grammy award winning cuban pianist, expects the visit to contribute to a more normal bilateral relation. in 2002 he was denied a visa to the united states. >> translator: it would have been pabetter if this happened sooner, but it is never too late for great things. >> reporter: but what most want most is to see a significant economic impact from the new relationship, which is why obama's decision to further reduce restrictions of travel to and from cuba is seen as a gift. >> translator: we still have two or three months for obama to exhaust all of the possibilities of breaking down economic barriers with cuba. in that would really have an impact. >> reporter: but someston.
communists fear too much impact. there are those who believe that cuba is still under threat, but this time from an american economic invasion, which they suspect aims to change this country's political system. and in that context, president obama's visit here is seen as the trojan horse. so some remain divided. >> it means people to people contact, cubans having a more open society, and an idea -- there is a flow of ideas, and i think it's important, and he hasn't capitulated. >> reporter: expecting obama's visit to change anything radically is unrealistic, but for many cubans, the very fact that he is coming is the biggest change of all.

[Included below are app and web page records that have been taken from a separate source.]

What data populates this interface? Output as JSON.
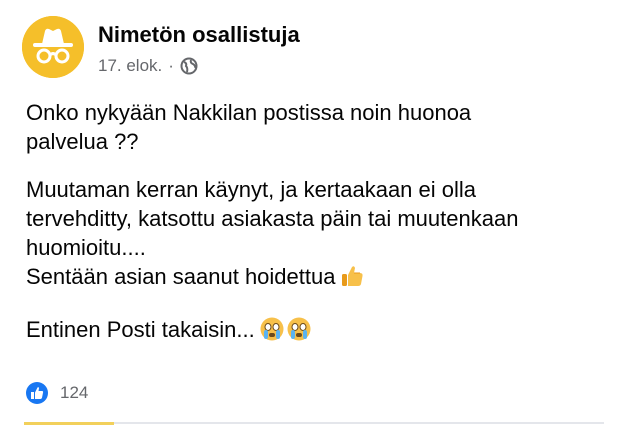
{
  "post": {
    "author": "Nimetön osallistuja",
    "date": "17. elok.",
    "separator": "·",
    "avatar_icon": "anonymous-incognito-icon",
    "privacy_icon": "globe-icon",
    "paragraphs": [
      {
        "lines": [
          "Onko nykyään Nakkilan postissa noin huonoa",
          "palvelua ??"
        ]
      },
      {
        "lines": [
          "Muutaman kerran käynyt, ja kertaakaan ei olla",
          "tervehditty, katsottu asiakasta päin tai muutenkaan",
          "huomioitu....",
          "Sentään asian saanut hoidettua"
        ],
        "emoji": "thumbs-up-emoji"
      },
      {
        "lines": [
          "Entinen Posti takaisin..."
        ],
        "emoji": "crying-face-emoji"
      }
    ],
    "reactions": {
      "icon": "like-icon",
      "count": "124"
    }
  },
  "colors": {
    "avatar_bg": "#f5bf2a",
    "like_blue": "#1877f2",
    "meta_gray": "#65676b",
    "text": "#050505"
  }
}
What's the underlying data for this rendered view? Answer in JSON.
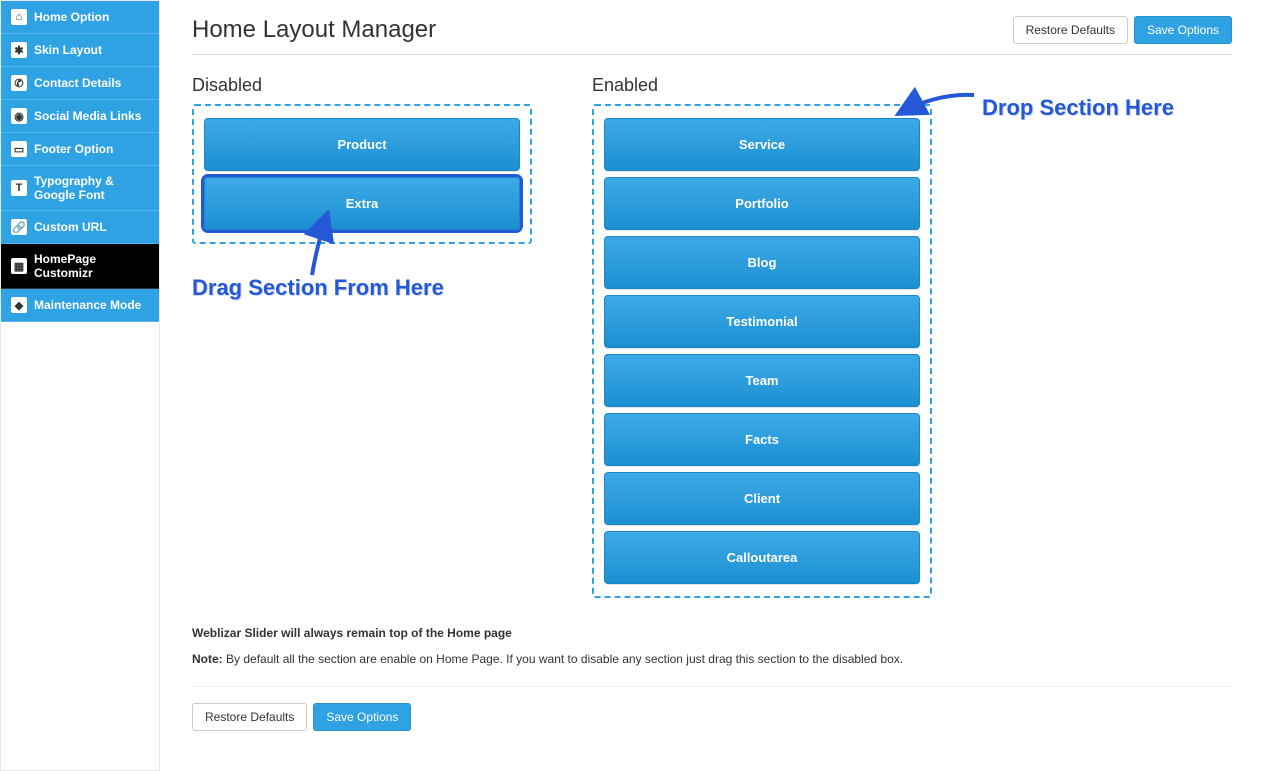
{
  "sidebar": {
    "items": [
      {
        "icon": "⌂",
        "label": "Home Option"
      },
      {
        "icon": "✱",
        "label": "Skin Layout"
      },
      {
        "icon": "✆",
        "label": "Contact Details"
      },
      {
        "icon": "◉",
        "label": "Social Media Links"
      },
      {
        "icon": "▭",
        "label": "Footer Option"
      },
      {
        "icon": "T",
        "label": "Typography & Google Font"
      },
      {
        "icon": "🔗",
        "label": "Custom URL"
      },
      {
        "icon": "▦",
        "label": "HomePage Customizr"
      },
      {
        "icon": "◆",
        "label": "Maintenance Mode"
      }
    ],
    "activeIndex": 7
  },
  "page": {
    "title": "Home Layout Manager",
    "restore": "Restore Defaults",
    "save": "Save Options"
  },
  "columns": {
    "disabled_heading": "Disabled",
    "enabled_heading": "Enabled"
  },
  "disabled": [
    {
      "label": "Product"
    },
    {
      "label": "Extra"
    }
  ],
  "enabled": [
    {
      "label": "Service"
    },
    {
      "label": "Portfolio"
    },
    {
      "label": "Blog"
    },
    {
      "label": "Testimonial"
    },
    {
      "label": "Team"
    },
    {
      "label": "Facts"
    },
    {
      "label": "Client"
    },
    {
      "label": "Calloutarea"
    }
  ],
  "annotations": {
    "drag": "Drag Section From Here",
    "drop": "Drop Section Here"
  },
  "notes": {
    "slider": "Weblizar Slider will always remain top of the Home page",
    "note_label": "Note:",
    "note_body": " By default all the section are enable on Home Page. If you want to disable any section just drag this section to the disabled box."
  }
}
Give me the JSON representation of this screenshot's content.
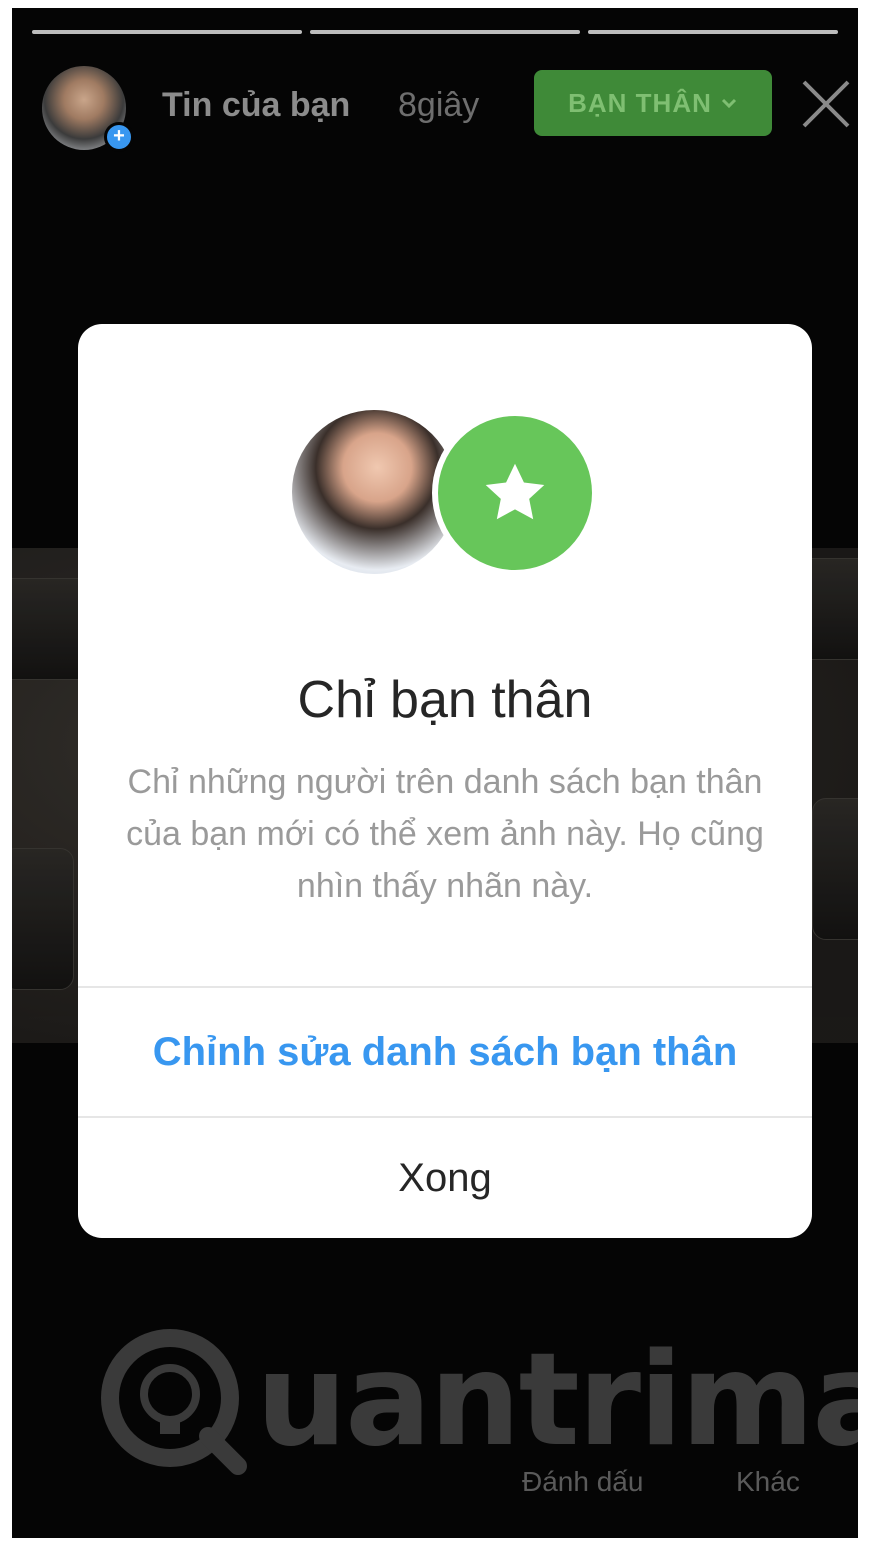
{
  "header": {
    "title": "Tin của bạn",
    "time": "8giây",
    "audience_button": "BẠN THÂN",
    "icons": [
      "avatar",
      "add-icon",
      "chevron-down-icon",
      "close-icon"
    ]
  },
  "modal": {
    "title": "Chỉ bạn thân",
    "description": "Chỉ những người trên danh sách bạn thân của bạn mới có thể xem ảnh này. Họ cũng nhìn thấy nhãn này.",
    "edit_button": "Chỉnh sửa danh sách bạn thân",
    "done_button": "Xong",
    "icons": [
      "avatar",
      "star-icon"
    ]
  },
  "bottom": {
    "mark_label": "Đánh dấu",
    "more_label": "Khác"
  },
  "watermark": {
    "text": "uantrimang"
  },
  "colors": {
    "accent_blue": "#3897f0",
    "close_friends_green": "#67c65a",
    "button_green": "#3f8a38"
  }
}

lucia newman, al jazeera, havana. >> reporter: and if you are away from the tv you can keep up to date with all of our top stories on the website, aljazeera.com. the latest on syria and also the summit in brussels. the headlines are just around the corner. ♪ republicans think the people deserve a voice in this critical decision. >> the supreme court nominee goes to capitol hill as democrats say they are push to hold a hearing. now to stop trump, they decide to unite and conquer in an effort to unseat the front runner. fears rise with the flood waters in texas, and more wet weathe